» **Your goal**
In the copy, include all of the listing exactly and none of its pictures.

» **Records shown**
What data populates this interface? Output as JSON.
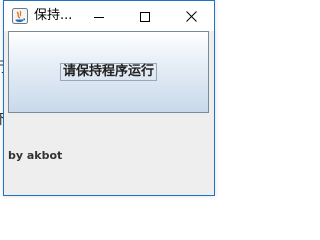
{
  "background": {
    "glyph_top": "行",
    "glyph_bottom": "下"
  },
  "window": {
    "title": "保持...",
    "icon": "java-app-icon",
    "controls": {
      "minimize": "minimize-icon",
      "maximize": "maximize-icon",
      "close": "close-icon"
    }
  },
  "main": {
    "button_label": "请保持程序运行",
    "credit": "by akbot"
  },
  "colors": {
    "window_border": "#1e73c7",
    "content_bg": "#eeeeee",
    "button_gradient_top": "#ffffff",
    "button_gradient_bottom": "#c9d9ea"
  }
}
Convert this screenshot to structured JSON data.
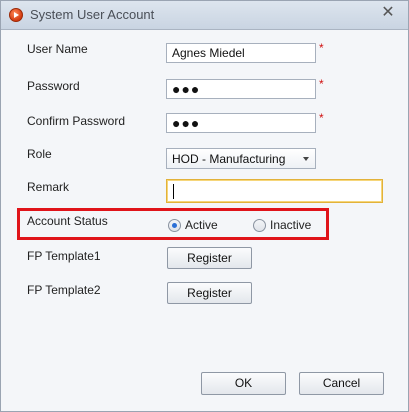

» **Reply to the exercise**
What data populates this interface? Output as JSON.
{
  "background": {
    "glyph_top": "行",
    "glyph_bottom": "下"
  },
  "window": {
    "title": "保持...",
    "icon": "java-app-icon",
    "controls": {
      "minimize": "minimize-icon",
      "maximize": "maximize-icon",
      "close": "close-icon"
    }
  },
  "main": {
    "button_label": "请保持程序运行",
    "credit": "by akbot"
  },
  "colors": {
    "window_border": "#1e73c7",
    "content_bg": "#eeeeee",
    "button_gradient_top": "#ffffff",
    "button_gradient_bottom": "#c9d9ea"
  }
}
Convert this screenshot to structured JSON data.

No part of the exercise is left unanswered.